In 2016, Chile implemented its own policy. In addition to an alert on foods high in fat, sugar, sodium and carbohydrates, this policy also includes the regulation of food advertising for children. Following the presentations by both countries, together with those of Australia, the United States and the United Kingdom, several South American delegations revealed that their countries are currently in the study process for the implementation of this type of policy.
Learn more about food labelling policy and the International Conference on Integrated Policies and Regulation for Food and Nutrition Security by clicking here.
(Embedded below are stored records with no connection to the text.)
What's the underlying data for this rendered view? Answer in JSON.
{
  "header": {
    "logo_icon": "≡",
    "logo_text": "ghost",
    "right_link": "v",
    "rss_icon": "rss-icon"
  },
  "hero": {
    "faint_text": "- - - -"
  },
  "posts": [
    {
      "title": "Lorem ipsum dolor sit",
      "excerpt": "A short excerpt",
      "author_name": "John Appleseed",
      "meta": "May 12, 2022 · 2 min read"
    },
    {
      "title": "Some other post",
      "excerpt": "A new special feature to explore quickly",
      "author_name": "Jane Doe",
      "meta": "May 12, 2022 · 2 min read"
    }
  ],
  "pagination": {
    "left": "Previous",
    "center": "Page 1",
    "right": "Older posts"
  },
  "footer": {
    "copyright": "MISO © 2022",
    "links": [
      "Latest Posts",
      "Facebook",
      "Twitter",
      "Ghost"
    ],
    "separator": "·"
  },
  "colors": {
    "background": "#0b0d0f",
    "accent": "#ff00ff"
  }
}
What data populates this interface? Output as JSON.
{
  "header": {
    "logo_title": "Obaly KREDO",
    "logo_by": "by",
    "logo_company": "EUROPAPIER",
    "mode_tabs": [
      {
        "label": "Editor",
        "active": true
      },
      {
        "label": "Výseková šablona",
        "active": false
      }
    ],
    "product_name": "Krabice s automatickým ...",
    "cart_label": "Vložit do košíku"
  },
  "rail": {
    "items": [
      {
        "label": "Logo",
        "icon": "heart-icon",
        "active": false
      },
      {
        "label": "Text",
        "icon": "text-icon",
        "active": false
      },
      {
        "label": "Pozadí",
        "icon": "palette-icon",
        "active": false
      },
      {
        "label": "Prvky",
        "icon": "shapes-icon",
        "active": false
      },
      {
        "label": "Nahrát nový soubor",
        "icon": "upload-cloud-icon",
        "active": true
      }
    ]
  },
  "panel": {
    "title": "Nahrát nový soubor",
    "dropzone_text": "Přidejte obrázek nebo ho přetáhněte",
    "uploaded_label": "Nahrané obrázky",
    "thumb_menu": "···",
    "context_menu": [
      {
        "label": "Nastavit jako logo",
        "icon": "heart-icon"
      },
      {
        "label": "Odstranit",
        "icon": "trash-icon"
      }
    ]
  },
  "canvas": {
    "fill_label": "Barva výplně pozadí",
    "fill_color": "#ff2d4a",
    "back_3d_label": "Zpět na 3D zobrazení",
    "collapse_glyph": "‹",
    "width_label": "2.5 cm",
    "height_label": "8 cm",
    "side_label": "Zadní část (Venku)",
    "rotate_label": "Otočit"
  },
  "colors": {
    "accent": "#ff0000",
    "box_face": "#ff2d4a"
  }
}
3. Assessment of the mapping of regional medicines manufacturing capacities
On November 30th, one day after the conclusion of the workshop that shaped to the Medicines Price Bank of UNASUR, the Group on Universal Access to Medicines of UNASUR (GAUMU) met again to define the technical aspects related to the full constitution of the Medicines Price Bank of UNASUR and to assess the current status of the projects “Mapping of Regional Medicines and Health Supplies Manufacturing Capacities” and “Medicines Policies”. Both projects seek to understand the region’s capacities for developing a common policy towards the Universal Access to Medicines.
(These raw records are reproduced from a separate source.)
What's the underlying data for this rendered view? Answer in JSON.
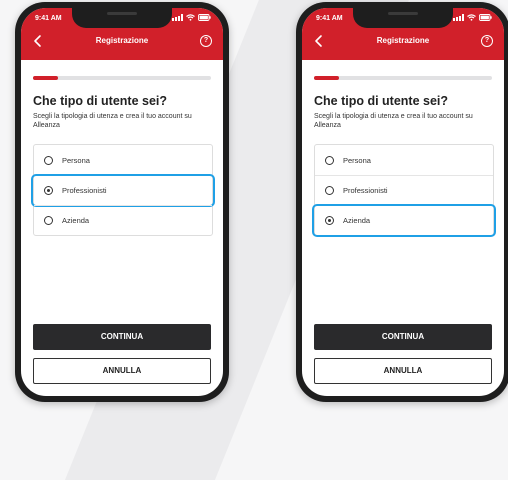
{
  "screens": [
    {
      "status_time": "9:41 AM",
      "nav_title": "Registrazione",
      "help_glyph": "?",
      "progress": 0.14,
      "title": "Che tipo di utente sei?",
      "subtitle": "Scegli la tipologia di utenza e crea il tuo account su Alleanza",
      "options": [
        {
          "label": "Persona",
          "selected": false
        },
        {
          "label": "Professionisti",
          "selected": true
        },
        {
          "label": "Azienda",
          "selected": false
        }
      ],
      "continue_label": "CONTINUA",
      "cancel_label": "ANNULLA"
    },
    {
      "status_time": "9:41 AM",
      "nav_title": "Registrazione",
      "help_glyph": "?",
      "progress": 0.14,
      "title": "Che tipo di utente sei?",
      "subtitle": "Scegli la tipologia di utenza e crea il tuo account su Alleanza",
      "options": [
        {
          "label": "Persona",
          "selected": false
        },
        {
          "label": "Professionisti",
          "selected": false
        },
        {
          "label": "Azienda",
          "selected": true
        }
      ],
      "continue_label": "CONTINUA",
      "cancel_label": "ANNULLA"
    }
  ],
  "colors": {
    "brand_red": "#d1202a",
    "highlight_blue": "#1fa0e6",
    "button_dark": "#2a2a2c"
  },
  "icons": {
    "back": "chevron-left-icon",
    "help": "help-circle-icon",
    "signal": "signal-icon",
    "wifi": "wifi-icon",
    "battery": "battery-icon",
    "radio_on": "radio-checked-icon",
    "radio_off": "radio-unchecked-icon"
  }
}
4. Strong denunciations against the pharmaceutical industry due to the access barriers to hepatitis C treatment
On December 1st, the last day of the UNASUR’s Health Week, was held the High Level Meeting on Strategies Against Hepatitis C in South America, coinciding with the World AIDS Day.
Although there are around 80 million people infected with hepatitis C worldwide (8 million in Latin America), the available treatments are so expensive that the vast majority of those affected do not have access to them. And the reason is not due to the fact that producing these drugs is extremely expensive, but to the speculation of the pharmaceutical industry.
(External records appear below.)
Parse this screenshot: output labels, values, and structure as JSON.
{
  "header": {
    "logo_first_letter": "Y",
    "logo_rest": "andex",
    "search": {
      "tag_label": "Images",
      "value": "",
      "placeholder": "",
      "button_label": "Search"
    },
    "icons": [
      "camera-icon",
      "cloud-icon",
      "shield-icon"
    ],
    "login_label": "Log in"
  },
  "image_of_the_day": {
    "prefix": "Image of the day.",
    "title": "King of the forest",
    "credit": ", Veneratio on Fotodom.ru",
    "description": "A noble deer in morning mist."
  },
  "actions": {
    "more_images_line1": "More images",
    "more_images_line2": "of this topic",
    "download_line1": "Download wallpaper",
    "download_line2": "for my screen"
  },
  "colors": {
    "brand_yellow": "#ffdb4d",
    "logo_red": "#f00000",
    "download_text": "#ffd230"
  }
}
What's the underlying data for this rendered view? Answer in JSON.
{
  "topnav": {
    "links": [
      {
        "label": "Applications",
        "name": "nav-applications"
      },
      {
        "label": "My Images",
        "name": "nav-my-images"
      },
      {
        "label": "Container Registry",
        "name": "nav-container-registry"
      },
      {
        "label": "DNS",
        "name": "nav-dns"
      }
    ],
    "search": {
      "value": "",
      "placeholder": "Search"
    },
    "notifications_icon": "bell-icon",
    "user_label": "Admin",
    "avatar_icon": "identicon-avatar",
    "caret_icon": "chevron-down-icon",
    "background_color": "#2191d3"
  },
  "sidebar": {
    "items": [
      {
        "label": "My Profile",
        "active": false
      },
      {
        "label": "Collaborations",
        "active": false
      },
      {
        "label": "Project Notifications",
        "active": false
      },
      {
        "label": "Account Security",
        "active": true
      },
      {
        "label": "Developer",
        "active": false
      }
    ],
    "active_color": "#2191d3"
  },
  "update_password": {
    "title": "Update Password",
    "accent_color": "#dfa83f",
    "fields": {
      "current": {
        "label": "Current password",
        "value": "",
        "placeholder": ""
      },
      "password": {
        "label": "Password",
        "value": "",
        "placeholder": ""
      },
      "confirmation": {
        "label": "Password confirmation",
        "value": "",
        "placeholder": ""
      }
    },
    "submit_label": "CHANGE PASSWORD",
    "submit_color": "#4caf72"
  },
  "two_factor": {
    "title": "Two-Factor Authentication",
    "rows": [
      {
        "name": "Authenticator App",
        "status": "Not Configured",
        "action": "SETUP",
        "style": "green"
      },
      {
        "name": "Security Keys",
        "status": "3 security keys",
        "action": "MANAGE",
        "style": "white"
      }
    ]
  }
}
The Secretary General of UNASUR, Ernesto Samper; the Colombian Minister of Health, Alejandro Gaviria; the Ecuadorian Minister of Health, Margarita Guevara; the ISAGS Executive Director, Carina Vance and the DNDi Director, Bernard Pecoul were among the speakers that exposed the abusive strategies and policies, as well as the excessive ambition of the pharmaceutical industry.
Read the full article with all the statements by clicking here.
5. Launch of “Health to the South”
The new trilingual ISAGS publication, Health to the South, was also launched. It is available online here. The first edition includes articles on the approval of the new structure of ISAGS; an analysis on the phenomenon of migrations in relation to Health in South America; an article by Carina Vance on the #NiUnaMenos movement; an analysis of the challenges, achievements and shortcomings of Habitat III; a note on the South American participation in the Global South-South Cooperation Expo; and an advance on the validation of the Regional Plan for Cervical Cancer Control.
It was, in short, an excellent closing of a hectic year for South American politics, focusing on health and strengthening regional integration mechanisms.
As UNASUR Secretary-General Ernesto Samper said, it was also an excellent opportunity to present results to the ordinary citizen and demonstrate that the union “is more than a rhetoric of heroes” and that the work of the bloc “has an impact on the daily life of all South Americans”.